      The old saying goes, “A picture is worth a thousand words.” However, without a caption, readers may get a thousand different messages from a picture and all of those messages may be wrong. In this article let us review a few tips in writing concise and telling captions.

1. Left Justify Captions Below The Figure

      Figures should be labeled with a number followed by a descriptive caption or title. Captions should be concise but comprehensive.They should describe the data shown, draw attention to important features contained within the figure, and may sometimes also include interpretations of the data. Figures are typically read from the bottom up, so captions go below the figure and are left-justified.

2. Summarize the chart data in plain English

      The caption occupies the top-most place in charts, and the user can know what to look for in the charts. For instance, in the chart below, the caption doesn’t tell the user what the comparison is about. The values don’t say whether they’re revenues, or profits, or losses.

JavaScript charts column chart

      Chart is from JavaScript chart library VanCharts

3. Simplify The Caption Information

      The most important consideration for charts is simplicity. Choose images the viewer can grasp and interpret clearly and quickly. Consider size, resolution, color, and prominence of important features. Charts should be large enough and of sufficient resolution for the viewer to make out details without straining their eyes. 

4. Keep The Caption Short And Precise

      An important rule of caption is to keep the caption short and precise. Consider the two following sentences:

      Market Share Percentage of January 2014 to January 2015

      Market Share Perc.(Jan 2014 to Jan 2015)

      The second option holds the specificity of the data without any loss of information.

      An important rule of caption is to keep the caption short and precise. Consider the two following sentences:

JavaScript charts column chart

      Chart is from JavaScript charts VanCharts

5. Limited Exposure Time

      Because you have worked on the raw data, created the chart, you are very close to your data. You know it inside out. But your audience is perhaps seeing this chart first time in their life. They are not going to see the raw data also. And they have under a minute to see, understand, analyze and agree/disagree to the point your are making. Given a limited time window, all that you can do to make their life easy is have all the elements of the chart in place. If you decide as a rule to use a title always in a chart, you can overcome the curse of knowledge and help your audience grasp your message easily.

      To sum up, there are five tips about the do’s of caption writing and another five tips about the dont’s of caption writing.

      The do’s of charts caption writing

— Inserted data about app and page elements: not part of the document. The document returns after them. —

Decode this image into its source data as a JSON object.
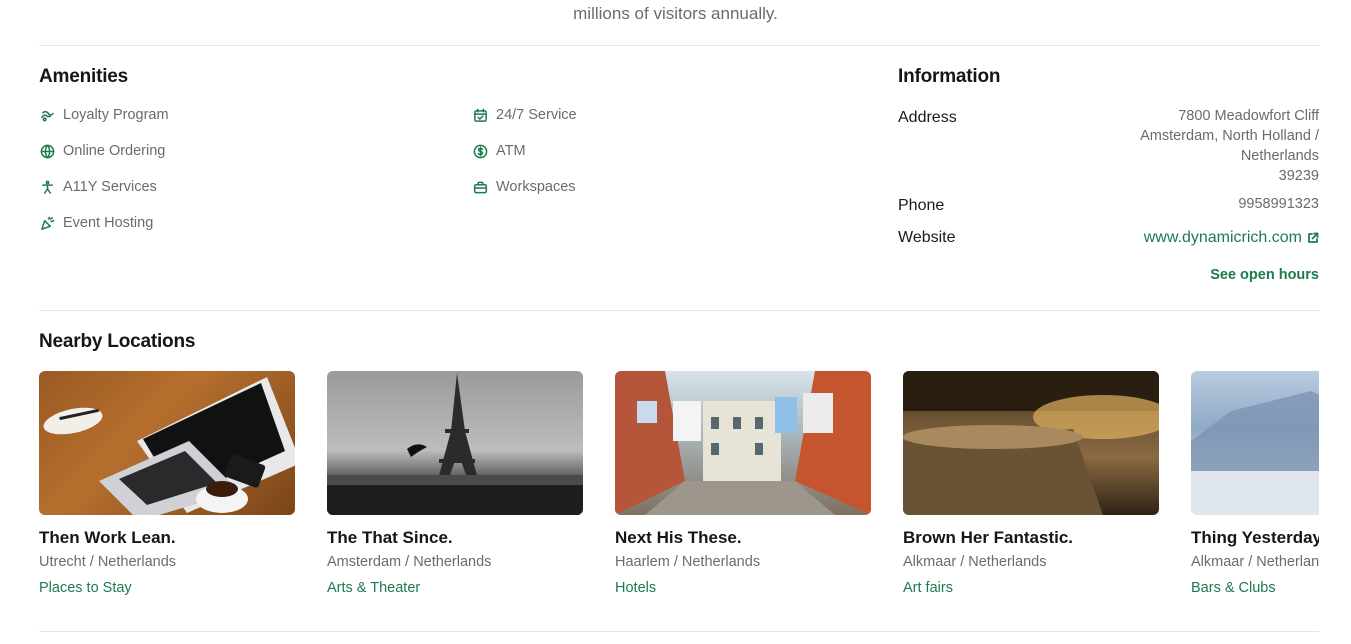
{
  "intro_text": "millions of visitors annually.",
  "amenities": {
    "heading": "Amenities",
    "items": [
      {
        "label": "Loyalty Program",
        "icon": "loyalty-icon"
      },
      {
        "label": "Online Ordering",
        "icon": "globe-icon"
      },
      {
        "label": "A11Y Services",
        "icon": "accessibility-icon"
      },
      {
        "label": "Event Hosting",
        "icon": "party-popper-icon"
      },
      {
        "label": "24/7 Service",
        "icon": "calendar-check-icon"
      },
      {
        "label": "ATM",
        "icon": "dollar-circle-icon"
      },
      {
        "label": "Workspaces",
        "icon": "briefcase-icon"
      }
    ]
  },
  "information": {
    "heading": "Information",
    "address_label": "Address",
    "address_lines": [
      "7800 Meadowfort Cliff",
      "Amsterdam, North Holland /",
      "Netherlands",
      "39239"
    ],
    "phone_label": "Phone",
    "phone_value": "9958991323",
    "website_label": "Website",
    "website_value": "www.dynamicrich.com",
    "open_hours_link": "See open hours"
  },
  "nearby": {
    "heading": "Nearby Locations",
    "cards": [
      {
        "title": "Then Work Lean.",
        "location": "Utrecht / Netherlands",
        "category": "Places to Stay",
        "image": "laptop-on-desk"
      },
      {
        "title": "The That Since.",
        "location": "Amsterdam / Netherlands",
        "category": "Arts & Theater",
        "image": "eiffel-tower"
      },
      {
        "title": "Next His These.",
        "location": "Haarlem / Netherlands",
        "category": "Hotels",
        "image": "laundry-street"
      },
      {
        "title": "Brown Her Fantastic.",
        "location": "Alkmaar / Netherlands",
        "category": "Art fairs",
        "image": "tree-stump-sunset"
      },
      {
        "title": "Thing Yesterday.",
        "location": "Alkmaar / Netherlands",
        "category": "Bars & Clubs",
        "image": "misty-mountain"
      }
    ]
  },
  "colors": {
    "accent": "#1e7a4e",
    "muted_text": "#6b6b6b",
    "divider": "#e5e5e5"
  }
}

      First three to five words grab attention and link chart and rest of caption

      Use a variety of adjectives and adverbs

      Use strong, visual, specific nouns

      use complete sentences

      The dont’s of charts caption writing

      Don’t editorialize

      Don’t use “during” as lead

      Don’t use “gag” or joke captions

      Don’t use “pictured above,” “shown above,” “seems to,” “attempts to”

      Don’t comment, question or talk to the picture